The course is offered via a website called HunterExam.com. Youth can go on the site and complete the classroom portion of the course. They still will have to take part in a field day that includes various demonstrations, exercises and .22-caliber rifle shooting. And, like the current classroom courses, they will have to pass an exam.
Although the course currently is available online, it is still under review by the DNR and won’t be accepted until approved by the state’s fisheries and wildlife management agency. According to the Pioneer Press article, it is expected to be approved sometime this spring.
It’s an interesting way to learn firearms safety, and I’m very inclined to try it with my son, William, who is about to turn 12. He won’t need it for his spring turkey hunt in April — his first ever — so I have some time to weigh my options.
One thing I like is the convenience. He will be able to work on his lessons whenever he wants to, and he can stay home to do it. Plus, I will be able to be more a part of it, as I will supplement the lessons with some hands-on activities with guns, ammo and other hunting paraphernalia. For dads who know something about firearms and hunting, this offers a chance to share that knowledge with their children.

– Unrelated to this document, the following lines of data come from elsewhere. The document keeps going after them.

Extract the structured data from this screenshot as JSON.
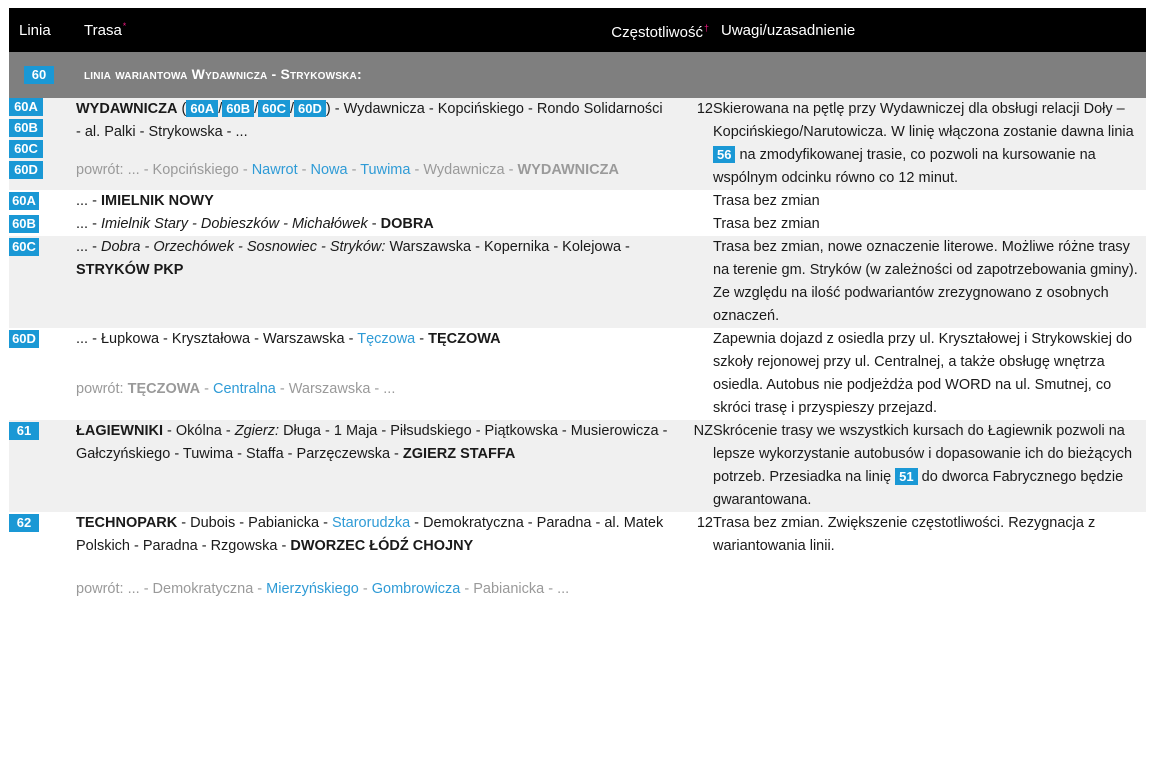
{
  "header": {
    "linia": "Linia",
    "trasa": "Trasa",
    "trasa_mark": "*",
    "czestotliwosc": "Częstotliwość",
    "czestotliwosc_mark": "†",
    "uwagi": "Uwagi/uzasadnienie"
  },
  "group": {
    "badge": "60",
    "title": "linia wariantowa Wydawnicza - Strykowska:"
  },
  "colors": {
    "badge": "#1a98d5",
    "header_bg": "#000000",
    "group_bg": "#7f7f7f",
    "row_shade": "#f0f0f0",
    "link_blue": "#2f9bd6",
    "return_gray": "#9a9a9a",
    "marker_pink": "#e8197d"
  },
  "rows": {
    "r60": {
      "badges": [
        "60A",
        "60B",
        "60C",
        "60D"
      ],
      "route": {
        "start": "WYDAWNICZA",
        "open_paren": " (",
        "b1": "60A",
        "sep1": "/",
        "b2": "60B",
        "sep2": "/",
        "b3": "60C",
        "sep3": "/",
        "b4": "60D",
        "rest": ") - Wydawnicza - Kopcińskiego - Rondo Solidarności - al. Palki - Strykowska - ..."
      },
      "ret": {
        "prefix": "powrót: ... - Kopcińskiego - ",
        "s1": "Nawrot",
        "d1": " - ",
        "s2": "Nowa",
        "d2": " - ",
        "s3": "Tuwima",
        "suffix": " - Wydawnicza - ",
        "end": "WYDAWNICZA"
      },
      "freq": "12",
      "note": {
        "a": "Skierowana na pętlę przy Wydawniczej dla obsługi relacji Doły – Kopcińskiego/Narutowicza. W linię włączona zostanie dawna linia ",
        "badge": "56",
        "b": " na zmodyfikowanej trasie, co pozwoli na kursowanie na wspólnym odcinku równo co 12 minut."
      }
    },
    "r60a": {
      "badge": "60A",
      "prefix": "... - ",
      "end": "IMIELNIK NOWY",
      "note": "Trasa bez zmian"
    },
    "r60b": {
      "badge": "60B",
      "prefix": "... - ",
      "italic": "Imielnik Stary - Dobieszków - Michałówek",
      "dash": " - ",
      "end": "DOBRA",
      "note": "Trasa bez zmian"
    },
    "r60c": {
      "badge": "60C",
      "prefix": "... - ",
      "italic": "Dobra - Orzechówek - Sosnowiec - Stryków:",
      "mid": " Warszawska - Kopernika - Kolejowa - ",
      "end": "STRYKÓW PKP",
      "note": "Trasa bez zmian, nowe oznaczenie literowe. Możliwe różne trasy na terenie gm. Stryków (w zależności od zapotrzebowania gminy). Ze względu na ilość podwariantów zrezygnowano z osobnych oznaczeń."
    },
    "r60d": {
      "badge": "60D",
      "prefix": "... - Łupkowa - Kryształowa - Warszawska - ",
      "blue": "Tęczowa",
      "dash": " - ",
      "end": "TĘCZOWA",
      "ret": {
        "prefix": "powrót: ",
        "start": "TĘCZOWA",
        "d1": " - ",
        "blue": "Centralna",
        "suffix": " - Warszawska - ..."
      },
      "note": "Zapewnia dojazd z osiedla przy ul. Kryształowej i Strykowskiej do szkoły rejonowej przy ul. Centralnej, a także obsługę wnętrza osiedla. Autobus nie podjeżdża pod WORD na ul. Smutnej, co skróci trasę i przyspieszy przejazd."
    },
    "r61": {
      "badge": "61",
      "start": "ŁAGIEWNIKI",
      "d1": " - Okólna - ",
      "italic": "Zgierz:",
      "mid": " Długa - 1 Maja - Piłsudskiego - Piątkowska - Musierowicza - Gałczyńskiego - Tuwima - Staffa - Parzęczewska - ",
      "end": "ZGIERZ STAFFA",
      "freq": "NZ",
      "note": {
        "a": "Skrócenie trasy we wszystkich kursach do Łagiewnik pozwoli na lepsze wykorzystanie autobusów i dopasowanie ich do bieżących potrzeb. Przesiadka na linię ",
        "badge": "51",
        "b": " do dworca Fabrycznego będzie gwarantowana."
      }
    },
    "r62": {
      "badge": "62",
      "start": "TECHNOPARK",
      "d1": " - Dubois - Pabianicka - ",
      "blue": "Starorudzka",
      "mid": " - Demokratyczna - Paradna - al. Matek Polskich - Paradna - Rzgowska - ",
      "end": "DWORZEC ŁÓDŹ CHOJNY",
      "ret": {
        "prefix": "powrót: ... - Demokratyczna - ",
        "s1": "Mierzyńskiego",
        "d1": " - ",
        "s2": "Gombrowicza",
        "suffix": " - Pabianicka - ..."
      },
      "freq": "12",
      "note": "Trasa bez zmian. Zwiększenie częstotliwości. Rezygnacja z wariantowania linii."
    }
  }
}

I had the chance to teach firearms safety to my two older children six years ago, but I haven’t taught a class since, and thus lost my certification. I had been considering getting re-certified in order to teach William, but, now, I won’t have to. Yet, I will be able to be just as involved in his learning process as I would have as a certified instructor.
I think this approach has both merit and potential. It takes advantage of a very important tool all youth use nowadays. So, I say, why not? While William and I work on this task together, I will be able to teach him more about firearms, and, hopefully, he’ll be able to teach me more about computers.